A single number is the answer here: how many lines of the entries contain "shopu"?

Data
****************************************

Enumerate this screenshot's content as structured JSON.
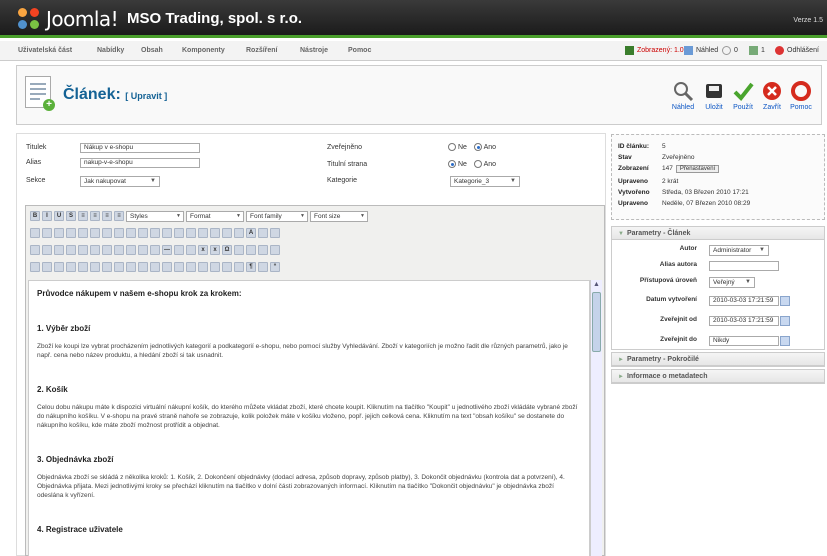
{
  "header": {
    "brand": "Joomla!",
    "site_name": "MSO Trading, spol. s r.o.",
    "version": "Verze 1.5"
  },
  "menu": [
    "Uživatelská část",
    "Nabídky",
    "Obsah",
    "Komponenty",
    "Rozšíření",
    "Nástroje",
    "Pomoc"
  ],
  "status": {
    "shown": "Zobrazený: 1.0",
    "preview": "Náhled",
    "messages": "0",
    "users": "1",
    "logout": "Odhlášení"
  },
  "page": {
    "title": "Článek:",
    "subtitle": "[ Upravit ]"
  },
  "toolbar": {
    "preview": "Náhled",
    "save": "Uložit",
    "apply": "Použít",
    "close": "Zavřít",
    "help": "Pomoc"
  },
  "form": {
    "title_label": "Titulek",
    "title_value": "Nákup v e-shopu",
    "alias_label": "Alias",
    "alias_value": "nakup-v-e-shopu",
    "section_label": "Sekce",
    "section_value": "Jak nakupovat",
    "published_label": "Zveřejněno",
    "frontpage_label": "Titulní strana",
    "no": "Ne",
    "yes": "Ano",
    "category_label": "Kategorie",
    "category_value": "Kategorie_3"
  },
  "editor": {
    "styles": "Styles",
    "format": "Format",
    "font_family": "Font family",
    "font_size": "Font size",
    "heading": "Průvodce nákupem v našem e-shopu krok za krokem:",
    "s1_title": "1. Výběr zboží",
    "s1_text": "Zboží ke koupi lze vybrat procházením jednotlivých kategorií a podkategorií e-shopu, nebo pomocí služby Vyhledávání. Zboží v kategoriích je možno řadit dle různých parametrů, jako je např. cena nebo název produktu, a hledání zboží si tak usnadnit.",
    "s2_title": "2. Košík",
    "s2_text": "Celou dobu nákupu máte k dispozici virtuální nákupní košík, do kterého můžete vkládat zboží, které chcete koupit. Kliknutím na tlačítko \"Koupit\" u jednotlivého zboží vkládáte vybrané zboží do nákupního košíku. V e-shopu na pravé straně nahoře se zobrazuje, kolik položek máte v košíku vloženo, popř. jejich celková cena. Kliknutím na text \"obsah košíku\" se dostanete do nákupního košíku, kde máte zboží možnost protřídit a objednat.",
    "s3_title": "3. Objednávka zboží",
    "s3_text": "Objednávka zboží se skládá z několika kroků: 1. Košík, 2. Dokončení objednávky (dodací adresa, způsob dopravy, způsob platby), 3. Dokončit objednávku (kontrola dat a potvrzení), 4. Objednávka přijata. Mezi jednotlivými kroky se přechází kliknutím na tlačítko v dolní části zobrazovaných informací. Kliknutím na tlačítko \"Dokončit objednávku\" je objednávka zboží odeslána k vyřízení.",
    "s4_title": "4. Registrace uživatele"
  },
  "info": {
    "id_label": "ID článku:",
    "id_value": "5",
    "state_label": "Stav",
    "state_value": "Zveřejněno",
    "hits_label": "Zobrazení",
    "hits_value": "147",
    "reset": "Přenastavení",
    "revised_label": "Upraveno",
    "revised_value": "2 krát",
    "created_label": "Vytvořeno",
    "created_value": "Středa, 03 Březen 2010 17:21",
    "modified_label": "Upraveno",
    "modified_value": "Neděle, 07 Březen 2010 08:29"
  },
  "params": {
    "head": "Parametry - Článek",
    "author_label": "Autor",
    "author_value": "Administrator",
    "alias_label": "Alias autora",
    "alias_value": "",
    "access_label": "Přístupová úroveň",
    "access_value": "Veřejný",
    "created_label": "Datum vytvoření",
    "created_value": "2010-03-03 17:21:59",
    "pub_up_label": "Zveřejnit od",
    "pub_up_value": "2010-03-03 17:21:59",
    "pub_down_label": "Zveřejnit do",
    "pub_down_value": "Nikdy"
  },
  "advanced": {
    "head": "Parametry - Pokročilé"
  },
  "meta": {
    "head": "Informace o metadatech"
  },
  "colors": {
    "header": "#1b1b1b",
    "accent": "#4a9f2c",
    "title": "#146295",
    "link": "#0b55c4"
  }
}
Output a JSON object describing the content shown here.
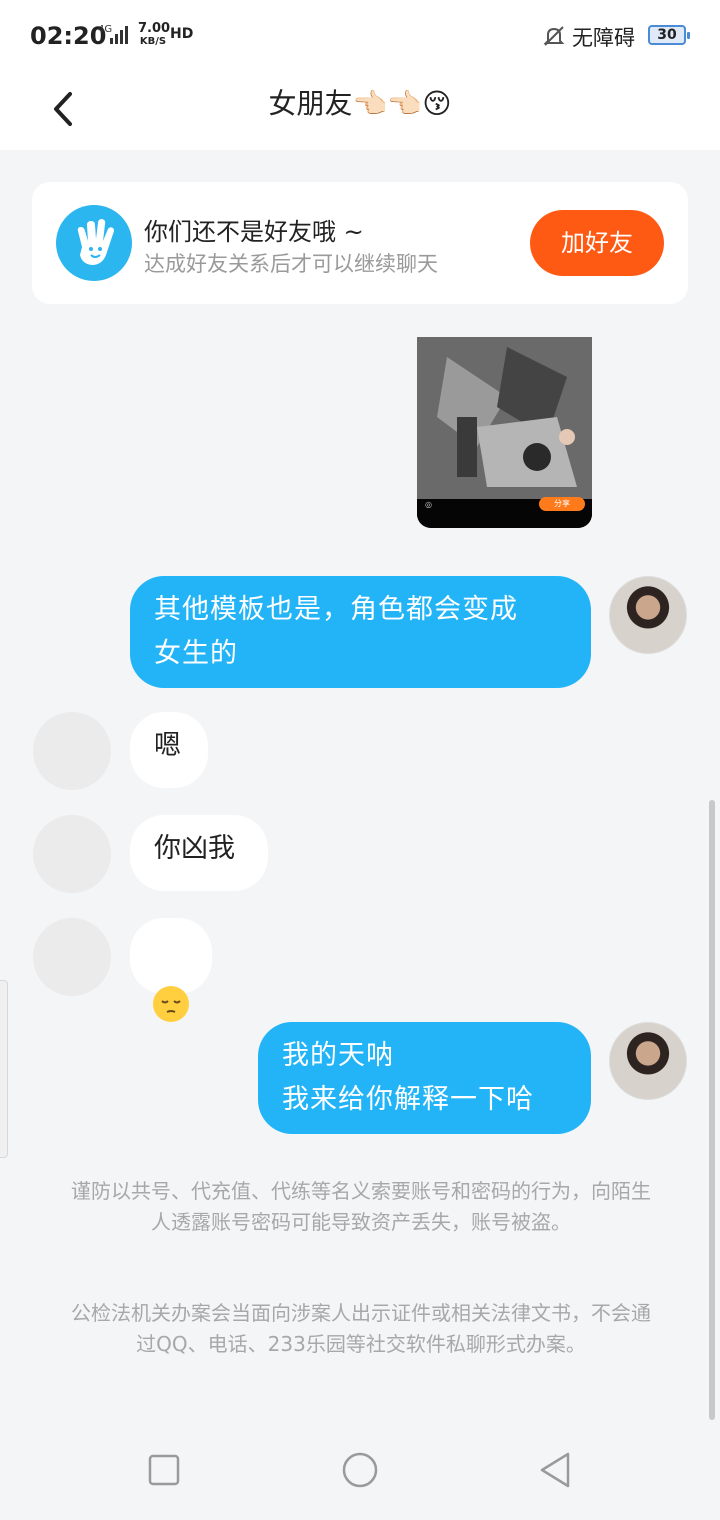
{
  "status_bar": {
    "time": "02:20",
    "network": "4G",
    "speed_value": "7.00",
    "speed_unit": "KB/S",
    "hd": "HD",
    "accessibility_label": "无障碍",
    "battery": "30"
  },
  "header": {
    "title": "女朋友👈🏻👈🏻😚"
  },
  "friend_card": {
    "title": "你们还不是好友哦 ~",
    "subtitle": "达成好友关系后才可以继续聊天",
    "add_button": "加好友"
  },
  "image_message": {
    "share_label": "分享"
  },
  "messages": [
    {
      "side": "out",
      "text": "其他模板也是，角色都会变成\n女生的"
    },
    {
      "side": "in",
      "text": "嗯"
    },
    {
      "side": "in",
      "text": "你凶我"
    },
    {
      "side": "in",
      "text": "",
      "icon": "pensive-face-emoji"
    },
    {
      "side": "out",
      "text": "我的天呐\n我来给你解释一下哈"
    }
  ],
  "notices": [
    "谨防以共号、代充值、代练等名义索要账号和密码的行为，向陌生人透露账号密码可能导致资产丢失，账号被盗。",
    "公检法机关办案会当面向涉案人出示证件或相关法律文书，不会通过QQ、电话、233乐园等社交软件私聊形式办案。"
  ],
  "colors": {
    "outgoing_bubble": "#23b4f7",
    "add_button": "#ff5a14",
    "hand_avatar": "#2bb6f0"
  }
}
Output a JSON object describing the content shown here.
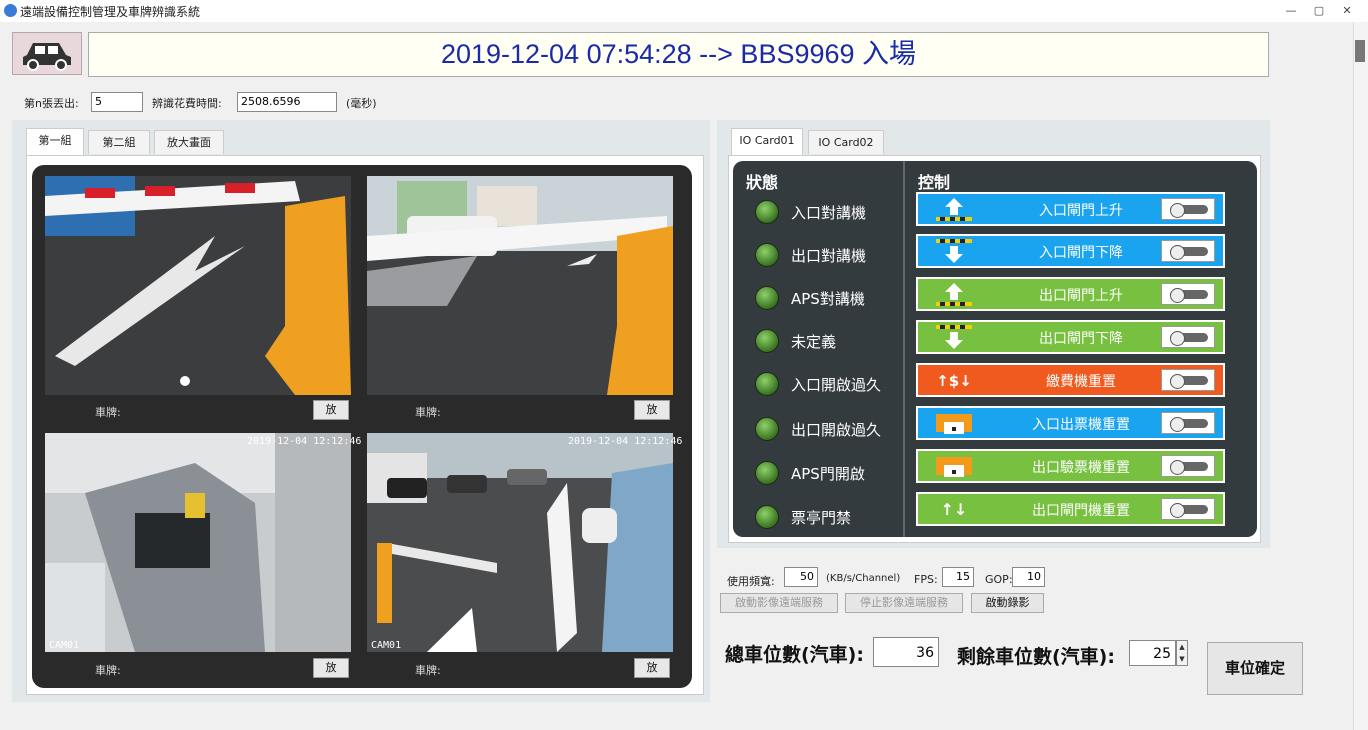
{
  "window": {
    "title": "遠端設備控制管理及車牌辨識系統",
    "controls": {
      "minimize": "—",
      "restore": "▢",
      "close": "✕"
    }
  },
  "header": {
    "banner_text": "2019-12-04 07:54:28 --> BBS9969 入場",
    "field1_label": "第n張丟出:",
    "field1_value": "5",
    "field2_label": "辨識花費時間:",
    "field2_value": "2508.6596",
    "field2_unit": "(毫秒)"
  },
  "camera_tabs": [
    "第一組",
    "第二組",
    "放大畫面"
  ],
  "cameras": [
    {
      "plate_label": "車牌:",
      "zoom_label": "放",
      "overlay_time": "",
      "overlay_cam": ""
    },
    {
      "plate_label": "車牌:",
      "zoom_label": "放",
      "overlay_time": "",
      "overlay_cam": ""
    },
    {
      "plate_label": "車牌:",
      "zoom_label": "放",
      "overlay_time": "2019-12-04 12:12:46",
      "overlay_cam": "CAM01"
    },
    {
      "plate_label": "車牌:",
      "zoom_label": "放",
      "overlay_time": "2019-12-04 12:12:46",
      "overlay_cam": "CAM01"
    }
  ],
  "io_tabs": [
    "IO Card01",
    "IO Card02"
  ],
  "io": {
    "status_header": "狀態",
    "control_header": "控制",
    "status_items": [
      "入口對講機",
      "出口對講機",
      "APS對講機",
      "未定義",
      "入口開啟過久",
      "出口開啟過久",
      "APS門開啟",
      "票亭門禁"
    ],
    "controls": [
      {
        "label": "入口閘門上升",
        "color": "#1aa4ef",
        "icon": "arrow-up-barrier-icon"
      },
      {
        "label": "入口閘門下降",
        "color": "#1aa4ef",
        "icon": "arrow-down-barrier-icon"
      },
      {
        "label": "出口閘門上升",
        "color": "#77c040",
        "icon": "arrow-up-barrier-icon"
      },
      {
        "label": "出口閘門下降",
        "color": "#77c040",
        "icon": "arrow-down-barrier-icon"
      },
      {
        "label": "繳費機重置",
        "color": "#f05a1e",
        "icon": "payment-reset-icon"
      },
      {
        "label": "入口出票機重置",
        "color": "#1aa4ef",
        "icon": "ticket-machine-icon"
      },
      {
        "label": "出口驗票機重置",
        "color": "#77c040",
        "icon": "ticket-machine-icon"
      },
      {
        "label": "出口閘門機重置",
        "color": "#77c040",
        "icon": "up-down-arrows-icon"
      }
    ],
    "payment_icon_text": "↑$↓",
    "updown_icon_text": "↑↓"
  },
  "stream": {
    "bandwidth_label": "使用頻寬:",
    "bandwidth_value": "50",
    "bandwidth_unit": "(KB/s/Channel)",
    "fps_label": "FPS:",
    "fps_value": "15",
    "gop_label": "GOP:",
    "gop_value": "10",
    "start_service_label": "啟動影像遠端服務",
    "stop_service_label": "停止影像遠端服務",
    "record_label": "啟動錄影"
  },
  "parking": {
    "total_label": "總車位數(汽車):",
    "total_value": "36",
    "remain_label": "剩餘車位數(汽車):",
    "remain_value": "25",
    "confirm_label": "車位確定"
  }
}
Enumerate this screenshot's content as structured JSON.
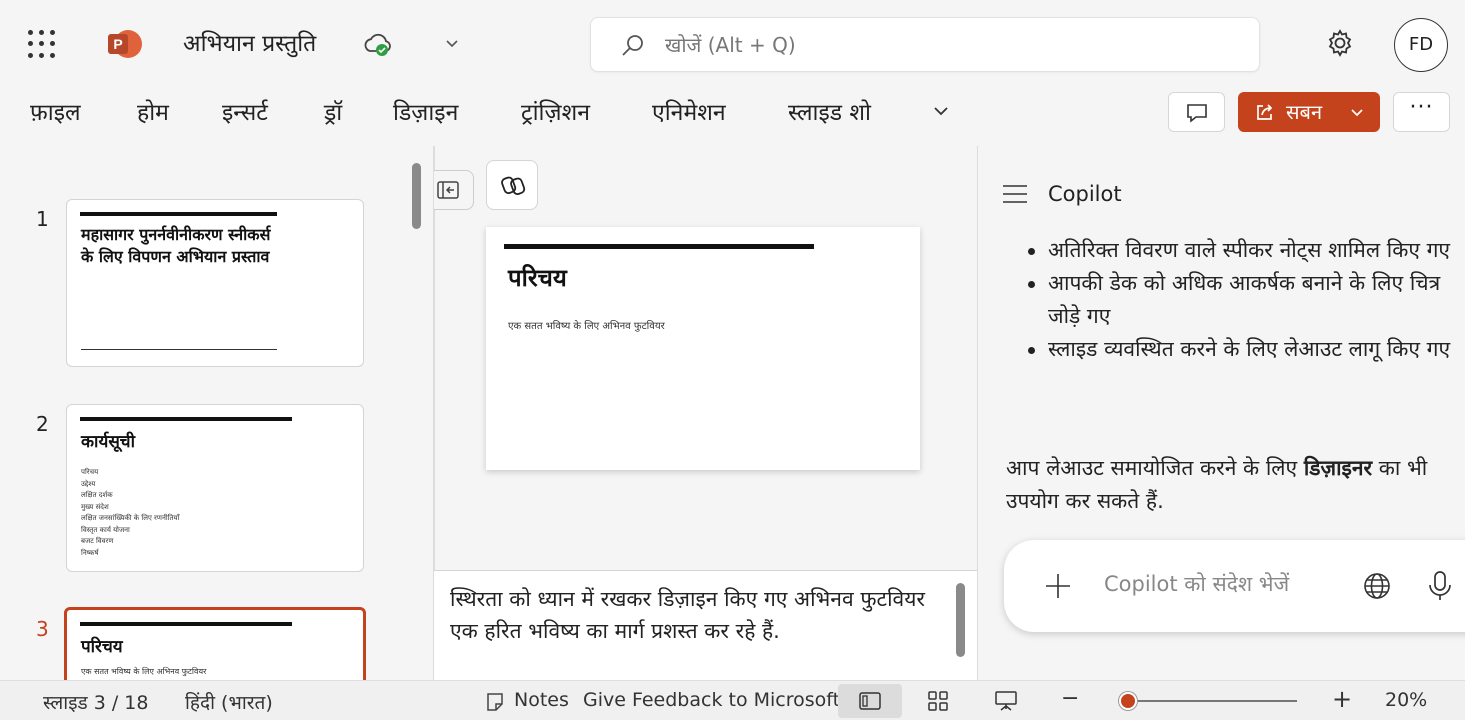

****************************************

Task output
5